So what is wrong with grossly erroneous binding arbitration decisions not being subject to review?  Well, consider that there has been in place for 200+ plus years a system to correct errors made by judges.  If experienced, accountable and regulated judges have made mistakes, it does not make sense to conclude that fewer or no mistakes will be made by less-sophisticated, unaccountable, and for-profit private arbitrators.  This being the situation, how is it fair to force employees into private, binding arbitration with no right to review of erroneous decisions made by private arbitrators?

If society has seen fit for over two hundred years to maintain a system to correct judicial error and injustice, why is it proper to now turn a blind eye to our established judicial "checks and balances" system under the guise of expedited dispute resolution?     


There are numerous articles posted on the Net discussing the pros and cons of binding arbitration.  

Typically, sites that are pro-employer post articles trumpeting the advantages of binding arbitration.  Such sites toot the same old horn about costs savings, keeping baseless claims out of real courts, prompt resolution, etc.   

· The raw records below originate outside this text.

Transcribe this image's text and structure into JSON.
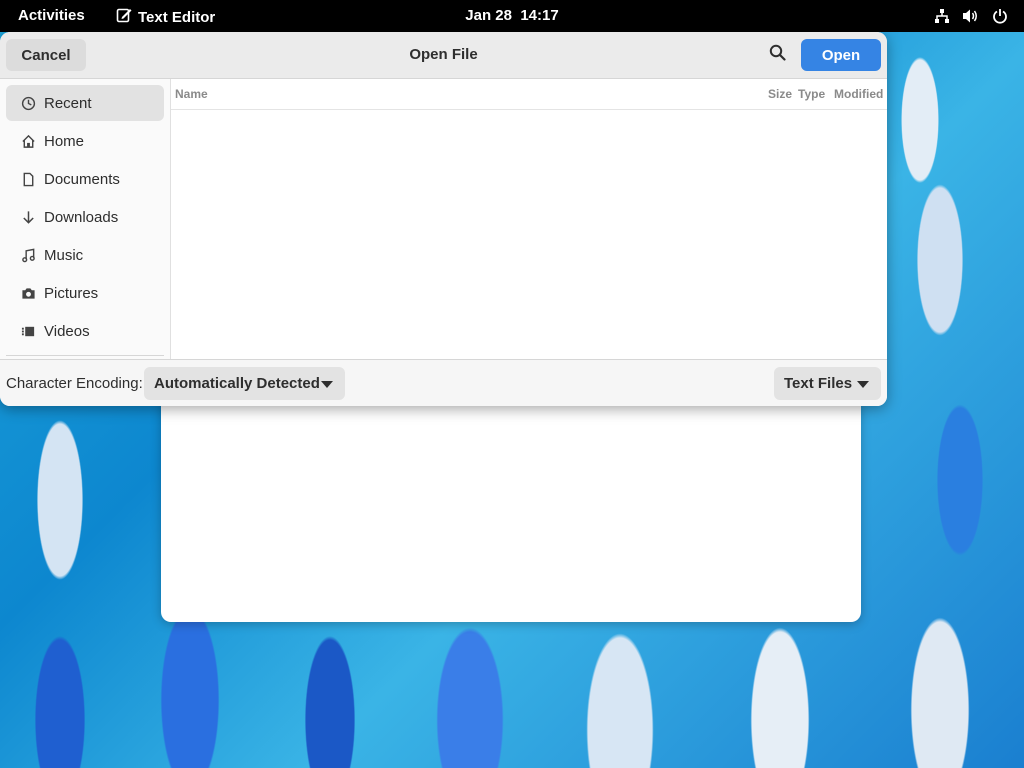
{
  "topbar": {
    "activities": "Activities",
    "app_name": "Text Editor",
    "app_icon": "text-editor-icon",
    "date": "Jan 28",
    "time": "14:17",
    "tray_icons": [
      "network-icon",
      "volume-icon",
      "power-icon"
    ]
  },
  "dialog": {
    "title": "Open File",
    "cancel_label": "Cancel",
    "open_label": "Open",
    "search_icon": "search-icon"
  },
  "sidebar": {
    "items": [
      {
        "label": "Recent",
        "icon": "clock-icon",
        "active": true
      },
      {
        "label": "Home",
        "icon": "home-icon"
      },
      {
        "label": "Documents",
        "icon": "document-icon"
      },
      {
        "label": "Downloads",
        "icon": "download-icon"
      },
      {
        "label": "Music",
        "icon": "music-icon"
      },
      {
        "label": "Pictures",
        "icon": "camera-icon"
      },
      {
        "label": "Videos",
        "icon": "video-icon"
      }
    ]
  },
  "filelist": {
    "columns": [
      "Name",
      "Size",
      "Type",
      "Modified"
    ]
  },
  "footer": {
    "encoding_label": "Character Encoding:",
    "encoding_value": "Automatically Detected",
    "filter_value": "Text Files"
  },
  "colors": {
    "accent": "#3584e4",
    "topbar": "#000000",
    "header": "#ebebeb"
  }
}
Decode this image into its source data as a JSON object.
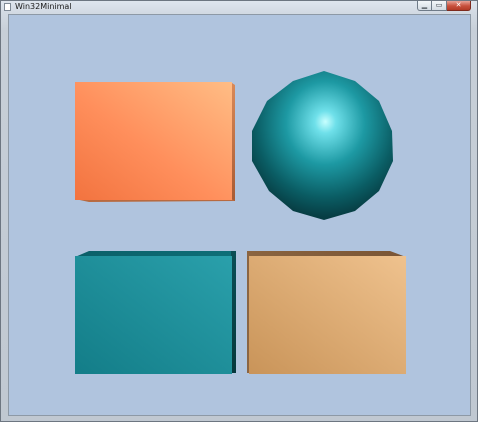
{
  "window": {
    "title": "Win32Minimal",
    "buttons": {
      "minimize_icon": "minimize-icon",
      "maximize_icon": "maximize-icon",
      "close_icon": "close-icon",
      "minimize_glyph": "▁",
      "maximize_glyph": "▭",
      "close_glyph": "✕"
    }
  },
  "scene": {
    "background_color": "#b0c4de",
    "objects": [
      {
        "name": "orange-box",
        "shape": "box",
        "color": "#ff8f5a"
      },
      {
        "name": "teal-sphere",
        "shape": "sphere",
        "color": "#0f7f88"
      },
      {
        "name": "teal-box",
        "shape": "box",
        "color": "#20909c"
      },
      {
        "name": "tan-box",
        "shape": "box",
        "color": "#d8a76f"
      }
    ]
  }
}
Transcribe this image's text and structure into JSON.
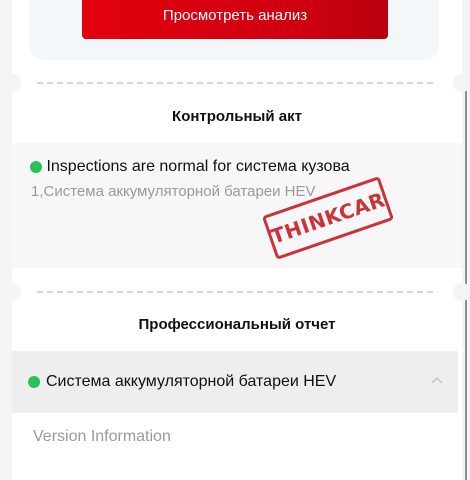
{
  "top": {
    "button_label": "Просмотреть анализ"
  },
  "control_act": {
    "title": "Контрольный акт",
    "status_line": "Inspections are normal for  система кузова",
    "item_line": "1,Система аккумуляторной батареи HEV",
    "stamp_text": "THINKCAR",
    "status_color": "#27c25a"
  },
  "pro_report": {
    "title": "Профессиональный отчет",
    "accordion_label": "Система аккумуляторной батареи HEV",
    "version_label": "Version Information"
  },
  "colors": {
    "accent": "#e3000f",
    "stamp": "#c8232c"
  },
  "icons": {
    "status": "status-dot-icon",
    "collapse": "chevron-up-icon"
  }
}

Sites favoring employee rights and fairness express positions against binding arbitration.  

You are encouraged to search the Net for articles so to gain a further understanding of the issues.  Moreover, if you believe the law should be changed or modified, contact your state and federal legislators to express your position on the subject.




Copyright 1996-2007 Michael Mortimer.  All rights reserved.